Despite encountering several high pressure systems towards Bruno Peyron has taken two days off Steve Fossett's trans-Pacific record
It was at 23 hr, 46 mn and 40 s GMT, on Sunday August 16th 1998 that the maxi-catamaran Explorer skippered by French yachtsman Bruno Peyron and American Skip Novak, crossed the finishing line, under the Golden Gate, at the end of the Pacific Ocean crossing record under sail, fully crewed, between Yokohama and San Francisco.
The new record set by the crew of Explorer in 14 days, 17 hours, 22 minutes and 50 seconds means that the record held since August 1995 by American Steve Fossett in 16 days, 17 hours, 21 minutes and 19 seconds, aboard the trimaran Lakota, has been bettered by almost 2 days (exactly 1 day, 23 hours, 58 minutes and 29 seconds).
Apart from the two co-skippers, the very international crew was made up of two Japanese Toru Kikushi and Kojiro Shiraishi, an Australian Paul Larsen, an Italian Elena Caputo and a young Frenchman Nicholas Pichelin.
For the French skipper, the objective of this new campaign in the Pacific was essentially to improve the record time, but above all to pursue the international promotion of The Race/La Course du Millénaire, which will start on December 31st 2000 and for which the Yokohama to San Francisco run is one of the courses along which future challengers of The Race may qualify.
On arrival Bruno Peyron told us of his satisfaction : “no, the race wasn’t too difficult, our very international crew was in top form. The boat worked perfectly. The objective above all was to improve this record in the perspective of The Race. What we hoped for was to mobilise our Japanese friends, interest the Americans and prepare them for the story we are going to tell them soon”.

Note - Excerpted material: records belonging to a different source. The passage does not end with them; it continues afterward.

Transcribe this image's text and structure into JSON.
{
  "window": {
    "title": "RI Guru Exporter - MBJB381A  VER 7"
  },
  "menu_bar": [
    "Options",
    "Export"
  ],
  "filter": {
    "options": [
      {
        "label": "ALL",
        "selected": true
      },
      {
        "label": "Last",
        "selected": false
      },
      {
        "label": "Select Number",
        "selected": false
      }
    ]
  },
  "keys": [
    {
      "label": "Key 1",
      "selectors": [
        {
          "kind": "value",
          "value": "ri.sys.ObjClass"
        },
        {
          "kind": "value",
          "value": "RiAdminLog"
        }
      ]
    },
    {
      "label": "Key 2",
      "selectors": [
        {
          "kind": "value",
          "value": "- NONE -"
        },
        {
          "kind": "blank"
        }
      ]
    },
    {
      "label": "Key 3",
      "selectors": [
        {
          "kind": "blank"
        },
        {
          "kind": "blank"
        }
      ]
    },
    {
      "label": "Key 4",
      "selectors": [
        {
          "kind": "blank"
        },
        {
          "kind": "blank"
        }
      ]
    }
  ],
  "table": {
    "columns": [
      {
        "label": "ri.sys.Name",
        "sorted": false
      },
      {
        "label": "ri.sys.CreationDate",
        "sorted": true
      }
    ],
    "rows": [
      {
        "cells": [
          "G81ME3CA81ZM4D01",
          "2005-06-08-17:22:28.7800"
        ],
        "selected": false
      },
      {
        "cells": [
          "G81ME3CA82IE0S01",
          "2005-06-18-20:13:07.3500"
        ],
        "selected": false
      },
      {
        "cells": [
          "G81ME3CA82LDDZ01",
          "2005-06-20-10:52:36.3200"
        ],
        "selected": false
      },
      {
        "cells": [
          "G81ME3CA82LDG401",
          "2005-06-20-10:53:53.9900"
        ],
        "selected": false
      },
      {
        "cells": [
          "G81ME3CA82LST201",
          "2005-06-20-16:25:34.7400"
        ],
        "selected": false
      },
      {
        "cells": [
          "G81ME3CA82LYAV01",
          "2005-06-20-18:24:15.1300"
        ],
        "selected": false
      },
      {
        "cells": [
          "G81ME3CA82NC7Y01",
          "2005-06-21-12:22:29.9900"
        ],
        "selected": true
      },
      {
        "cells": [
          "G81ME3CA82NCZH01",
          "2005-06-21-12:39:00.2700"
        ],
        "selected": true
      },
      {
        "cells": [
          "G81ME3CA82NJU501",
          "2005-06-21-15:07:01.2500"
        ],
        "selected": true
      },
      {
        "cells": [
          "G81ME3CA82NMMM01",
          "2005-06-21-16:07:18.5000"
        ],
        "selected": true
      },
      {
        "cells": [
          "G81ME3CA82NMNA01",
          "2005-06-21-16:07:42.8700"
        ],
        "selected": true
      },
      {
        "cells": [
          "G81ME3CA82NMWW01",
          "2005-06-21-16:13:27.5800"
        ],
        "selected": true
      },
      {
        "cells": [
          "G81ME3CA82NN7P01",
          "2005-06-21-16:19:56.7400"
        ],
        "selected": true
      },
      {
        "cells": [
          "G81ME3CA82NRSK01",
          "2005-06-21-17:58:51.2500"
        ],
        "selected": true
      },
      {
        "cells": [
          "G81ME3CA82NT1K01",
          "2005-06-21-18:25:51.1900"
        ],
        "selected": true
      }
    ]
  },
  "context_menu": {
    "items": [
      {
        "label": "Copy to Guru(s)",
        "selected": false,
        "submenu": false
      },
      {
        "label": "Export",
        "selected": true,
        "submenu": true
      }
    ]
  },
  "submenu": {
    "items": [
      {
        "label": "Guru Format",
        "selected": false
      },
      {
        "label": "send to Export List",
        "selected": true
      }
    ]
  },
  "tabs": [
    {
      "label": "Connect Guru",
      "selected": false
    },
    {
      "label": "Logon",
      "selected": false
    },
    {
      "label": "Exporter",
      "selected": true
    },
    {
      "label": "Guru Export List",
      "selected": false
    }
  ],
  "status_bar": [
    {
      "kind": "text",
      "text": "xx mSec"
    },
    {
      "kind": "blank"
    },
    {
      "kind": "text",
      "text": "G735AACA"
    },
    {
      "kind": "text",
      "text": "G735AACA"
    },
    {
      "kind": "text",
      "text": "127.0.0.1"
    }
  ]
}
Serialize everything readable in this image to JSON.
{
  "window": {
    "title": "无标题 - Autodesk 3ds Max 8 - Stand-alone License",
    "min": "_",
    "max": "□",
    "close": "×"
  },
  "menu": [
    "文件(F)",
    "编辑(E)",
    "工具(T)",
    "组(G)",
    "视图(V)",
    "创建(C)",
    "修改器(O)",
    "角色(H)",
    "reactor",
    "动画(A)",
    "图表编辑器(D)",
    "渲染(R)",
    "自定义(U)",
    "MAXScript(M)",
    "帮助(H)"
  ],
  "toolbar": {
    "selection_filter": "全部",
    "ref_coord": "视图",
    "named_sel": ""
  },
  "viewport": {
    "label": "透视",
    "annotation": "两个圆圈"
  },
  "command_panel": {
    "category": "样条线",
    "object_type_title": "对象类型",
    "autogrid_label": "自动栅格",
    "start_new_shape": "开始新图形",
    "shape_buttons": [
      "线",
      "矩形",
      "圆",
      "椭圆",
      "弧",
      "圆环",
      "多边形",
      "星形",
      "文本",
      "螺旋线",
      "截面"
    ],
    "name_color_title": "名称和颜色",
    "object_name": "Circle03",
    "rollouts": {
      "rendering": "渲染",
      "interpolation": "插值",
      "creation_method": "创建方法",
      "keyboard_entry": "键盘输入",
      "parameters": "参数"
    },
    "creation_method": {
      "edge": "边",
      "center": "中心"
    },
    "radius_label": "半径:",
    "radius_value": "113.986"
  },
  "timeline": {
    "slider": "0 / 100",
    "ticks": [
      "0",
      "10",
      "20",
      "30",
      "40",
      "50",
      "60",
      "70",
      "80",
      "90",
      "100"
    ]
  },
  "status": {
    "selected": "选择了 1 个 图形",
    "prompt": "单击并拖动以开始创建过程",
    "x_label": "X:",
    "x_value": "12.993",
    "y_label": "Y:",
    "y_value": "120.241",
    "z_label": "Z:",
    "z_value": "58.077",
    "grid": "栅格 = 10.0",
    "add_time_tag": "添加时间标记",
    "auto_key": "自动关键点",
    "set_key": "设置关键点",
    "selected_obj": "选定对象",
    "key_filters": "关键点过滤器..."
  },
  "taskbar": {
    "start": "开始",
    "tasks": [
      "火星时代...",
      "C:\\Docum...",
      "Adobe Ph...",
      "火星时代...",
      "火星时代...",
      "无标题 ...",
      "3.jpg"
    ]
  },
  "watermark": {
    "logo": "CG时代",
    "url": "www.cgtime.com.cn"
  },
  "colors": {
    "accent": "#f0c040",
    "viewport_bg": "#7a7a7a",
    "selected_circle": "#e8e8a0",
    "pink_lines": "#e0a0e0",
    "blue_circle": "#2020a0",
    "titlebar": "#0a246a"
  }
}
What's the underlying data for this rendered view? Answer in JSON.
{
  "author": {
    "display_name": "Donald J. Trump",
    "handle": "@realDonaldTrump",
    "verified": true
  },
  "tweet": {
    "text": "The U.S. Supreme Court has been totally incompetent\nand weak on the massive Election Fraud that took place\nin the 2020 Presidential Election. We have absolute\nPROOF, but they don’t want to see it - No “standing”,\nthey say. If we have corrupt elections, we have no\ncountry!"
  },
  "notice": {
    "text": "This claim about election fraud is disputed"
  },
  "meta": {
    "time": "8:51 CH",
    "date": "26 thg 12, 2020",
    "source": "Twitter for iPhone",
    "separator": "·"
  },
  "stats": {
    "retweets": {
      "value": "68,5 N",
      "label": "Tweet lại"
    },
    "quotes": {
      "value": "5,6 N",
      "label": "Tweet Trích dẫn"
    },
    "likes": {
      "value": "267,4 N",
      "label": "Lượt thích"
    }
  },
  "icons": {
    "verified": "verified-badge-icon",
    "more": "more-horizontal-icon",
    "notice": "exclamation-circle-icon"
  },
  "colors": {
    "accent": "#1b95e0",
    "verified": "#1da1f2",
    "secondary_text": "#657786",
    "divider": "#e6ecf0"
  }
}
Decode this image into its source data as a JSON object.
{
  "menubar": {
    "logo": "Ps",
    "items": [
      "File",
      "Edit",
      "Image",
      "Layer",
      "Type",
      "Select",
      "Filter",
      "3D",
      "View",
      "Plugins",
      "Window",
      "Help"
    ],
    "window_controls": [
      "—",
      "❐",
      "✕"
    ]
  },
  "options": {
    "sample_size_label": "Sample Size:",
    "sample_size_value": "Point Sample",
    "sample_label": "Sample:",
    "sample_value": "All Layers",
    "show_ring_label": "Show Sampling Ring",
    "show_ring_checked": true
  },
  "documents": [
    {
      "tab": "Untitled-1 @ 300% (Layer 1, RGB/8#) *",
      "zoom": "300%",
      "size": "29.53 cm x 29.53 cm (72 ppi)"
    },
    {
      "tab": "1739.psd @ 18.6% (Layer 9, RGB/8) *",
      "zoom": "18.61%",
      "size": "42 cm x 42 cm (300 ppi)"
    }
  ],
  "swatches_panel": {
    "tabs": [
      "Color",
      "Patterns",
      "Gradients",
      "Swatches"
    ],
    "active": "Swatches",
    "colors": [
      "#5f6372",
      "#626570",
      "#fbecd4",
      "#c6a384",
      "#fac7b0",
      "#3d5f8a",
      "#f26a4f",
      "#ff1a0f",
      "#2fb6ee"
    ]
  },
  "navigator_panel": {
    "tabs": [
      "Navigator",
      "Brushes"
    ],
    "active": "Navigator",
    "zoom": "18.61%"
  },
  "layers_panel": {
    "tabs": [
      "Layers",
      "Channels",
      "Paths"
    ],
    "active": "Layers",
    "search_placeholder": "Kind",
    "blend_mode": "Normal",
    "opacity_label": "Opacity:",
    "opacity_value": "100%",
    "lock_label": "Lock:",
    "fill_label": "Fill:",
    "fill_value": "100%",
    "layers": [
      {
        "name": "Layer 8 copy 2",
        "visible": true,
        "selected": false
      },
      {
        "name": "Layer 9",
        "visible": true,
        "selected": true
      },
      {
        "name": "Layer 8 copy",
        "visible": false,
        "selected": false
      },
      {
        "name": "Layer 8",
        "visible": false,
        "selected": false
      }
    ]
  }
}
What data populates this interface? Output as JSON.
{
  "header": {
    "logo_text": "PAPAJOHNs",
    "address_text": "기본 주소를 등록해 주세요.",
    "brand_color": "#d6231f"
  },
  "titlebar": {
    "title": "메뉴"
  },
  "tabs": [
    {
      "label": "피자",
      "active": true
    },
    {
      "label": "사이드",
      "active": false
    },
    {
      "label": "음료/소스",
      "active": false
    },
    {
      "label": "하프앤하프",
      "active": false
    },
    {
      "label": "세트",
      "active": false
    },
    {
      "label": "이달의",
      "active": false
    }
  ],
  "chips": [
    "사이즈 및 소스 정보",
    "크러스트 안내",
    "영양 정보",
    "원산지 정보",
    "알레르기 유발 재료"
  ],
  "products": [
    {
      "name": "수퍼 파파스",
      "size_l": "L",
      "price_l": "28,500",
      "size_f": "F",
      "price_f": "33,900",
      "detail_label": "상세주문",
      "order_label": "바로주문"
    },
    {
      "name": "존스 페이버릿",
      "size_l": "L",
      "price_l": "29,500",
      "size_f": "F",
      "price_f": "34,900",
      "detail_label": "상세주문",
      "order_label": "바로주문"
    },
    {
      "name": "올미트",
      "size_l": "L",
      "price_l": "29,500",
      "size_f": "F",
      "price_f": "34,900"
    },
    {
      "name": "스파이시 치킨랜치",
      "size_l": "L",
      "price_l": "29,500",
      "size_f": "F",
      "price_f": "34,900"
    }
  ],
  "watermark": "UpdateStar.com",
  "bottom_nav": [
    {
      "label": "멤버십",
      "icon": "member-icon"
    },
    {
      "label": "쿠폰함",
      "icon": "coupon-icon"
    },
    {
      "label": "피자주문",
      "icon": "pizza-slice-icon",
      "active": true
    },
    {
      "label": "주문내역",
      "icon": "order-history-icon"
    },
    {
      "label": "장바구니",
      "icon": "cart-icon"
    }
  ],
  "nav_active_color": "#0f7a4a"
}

As soon as the finishing line was crossed, an announcement from the Elysée Palace, in the voice of President of the Republic, Monsieur Jacques Chirac, congratulated the yachtsman and his crew, encouraging him for “the challenge he wishes to set in the race round the world, The Race”.